  • Published
Image caption,
The bomber saw action during the Falklands War

The future of the last airworthy Cold War Vulcan bomber is "on a knife edge", according to its owners.

Leicestershire-based Vulcan to the Sky Trust needs to hit its £400,000 funding target before Monday.

By Thursday morning, the charity had received £270,000, with trustees meeting later to discuss options.

Chief executive Dr Robert Pleming said XH558 "will follow Concorde into permanent retirement" if they cannot continue to meet maintenance costs.

The bomber, based at RAF Lyneham in Wiltshire, was introduced as part of the UK's nuclear deterrent during the Cold War.

It saw action during the 1982 Falklands War, when its crew bombed Port Stanley Airport, preventing its use by Argentine jets.

The Vulcan was withdrawn from service in 1984, and later restored at Bruntingthorpe aerodrome in Leicestershire.

The next 24 hours are "critical to the plane's survival", according to Dr Pleming.

He said: "Firstly, our thanks must go out to all who have contributed so far, some many times over, to our October appeal.

Image caption,
XH558 is based at RAF Lyneham in Wiltshire

"However, we must be realistic and as of today, accept that the future of the project and the fate of XH558 is still very much in the balance - we are certainly now living on a 'knife edge'.

"Despite a healthy pick up in donations to over £30,000 a day since our appeal mailout hit doormats last week, it has now reduced to an average of less than £15,000 per day."

Dr Pleming said the charity now needed to raise more than £37,000 each day before Monday or the bomber will be grounded.

He added: "The likelihood would be XH558 would never ever fly again and the whole support team around her will be disbanded."

The money is required to meet the running costs of the trust during the winter, when no funds are raised from public displays.
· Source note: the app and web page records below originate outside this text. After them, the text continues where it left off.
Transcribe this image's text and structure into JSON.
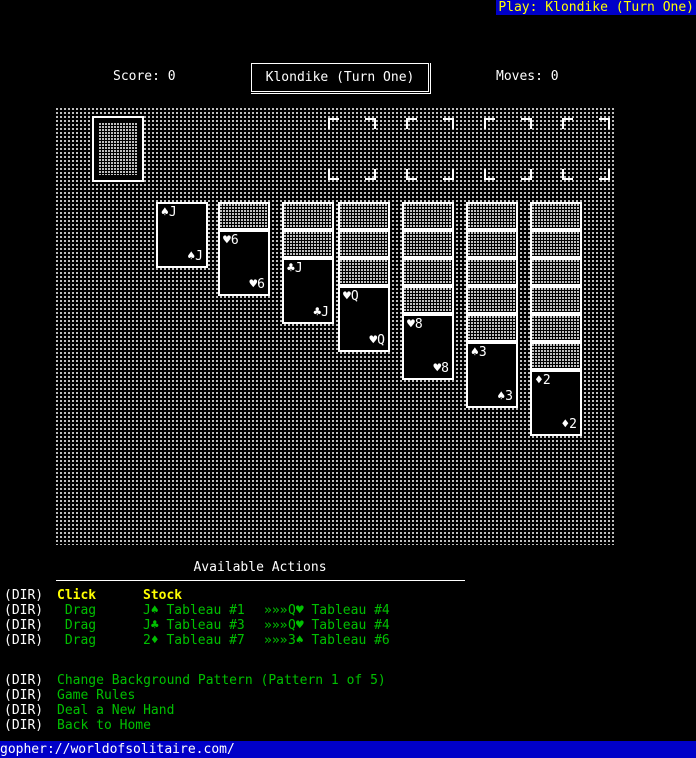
{
  "titlebar": {
    "text": "Play: Klondike (Turn One)",
    "bg": "#0000c8",
    "fg": "#ffff00"
  },
  "header": {
    "score_label": "Score: 0",
    "moves_label": "Moves: 0",
    "game_name": "Klondike (Turn One)"
  },
  "board": {
    "stock": {
      "label": "Stock",
      "facedown": true
    },
    "waste": {
      "empty": true
    },
    "foundations": [
      {
        "name": "foundation-1",
        "empty": true
      },
      {
        "name": "foundation-2",
        "empty": true
      },
      {
        "name": "foundation-3",
        "empty": true
      },
      {
        "name": "foundation-4",
        "empty": true
      }
    ],
    "tableau": [
      {
        "column": 1,
        "facedown": 0,
        "faceup": [
          {
            "rank": "J",
            "suit": "♠",
            "tl": "♠J",
            "br": "♠J"
          }
        ]
      },
      {
        "column": 2,
        "facedown": 1,
        "faceup": [
          {
            "rank": "6",
            "suit": "♥",
            "tl": "♥6",
            "br": "♥6"
          }
        ]
      },
      {
        "column": 3,
        "facedown": 2,
        "faceup": [
          {
            "rank": "J",
            "suit": "♣",
            "tl": "♣J",
            "br": "♣J"
          }
        ]
      },
      {
        "column": 4,
        "facedown": 3,
        "faceup": [
          {
            "rank": "Q",
            "suit": "♥",
            "tl": "♥Q",
            "br": "♥Q"
          }
        ]
      },
      {
        "column": 5,
        "facedown": 4,
        "faceup": [
          {
            "rank": "8",
            "suit": "♥",
            "tl": "♥8",
            "br": "♥8"
          }
        ]
      },
      {
        "column": 6,
        "facedown": 5,
        "faceup": [
          {
            "rank": "3",
            "suit": "♠",
            "tl": "♠3",
            "br": "♠3"
          }
        ]
      },
      {
        "column": 7,
        "facedown": 6,
        "faceup": [
          {
            "rank": "2",
            "suit": "♦",
            "tl": "♦2",
            "br": "♦2"
          }
        ]
      }
    ]
  },
  "actions": {
    "title": "Available Actions",
    "rows": [
      {
        "dir": "(DIR)",
        "verb": "Click",
        "verb_color": "yellow",
        "source": "Stock",
        "source_color": "yellow",
        "arrow": "",
        "target": ""
      },
      {
        "dir": "(DIR)",
        "verb": " Drag",
        "verb_color": "green",
        "source": "J♠ Tableau #1",
        "source_color": "green",
        "arrow": "»»»",
        "target": "Q♥ Tableau #4"
      },
      {
        "dir": "(DIR)",
        "verb": " Drag",
        "verb_color": "green",
        "source": "J♣ Tableau #3",
        "source_color": "green",
        "arrow": "»»»",
        "target": "Q♥ Tableau #4"
      },
      {
        "dir": "(DIR)",
        "verb": " Drag",
        "verb_color": "green",
        "source": "2♦ Tableau #7",
        "source_color": "green",
        "arrow": "»»»",
        "target": "3♠ Tableau #6"
      }
    ]
  },
  "menu": {
    "items": [
      {
        "dir": "(DIR)",
        "label": "Change Background Pattern (Pattern 1 of 5)"
      },
      {
        "dir": "(DIR)",
        "label": "Game Rules"
      },
      {
        "dir": "(DIR)",
        "label": "Deal a New Hand"
      },
      {
        "dir": "(DIR)",
        "label": "Back to Home"
      }
    ]
  },
  "statusbar": {
    "url": "gopher://worldofsolitaire.com/"
  }
}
These include the cost of renting the hangar, paying staff and maintaining the aircraft.

The trust hopes to keep the bomber airborne for two further display seasons, including the year of the Queen's Diamond Jubilee in 2012, which is also the 60th anniversary of the first flight of the Vulcan and the 30th anniversary of its role in the Falklands conflict.

It is also hoped the plane will perform a fly-past at the opening of the 2012 Olympic Games in London.

Related Internet Links

The BBC is not responsible for the content of external sites.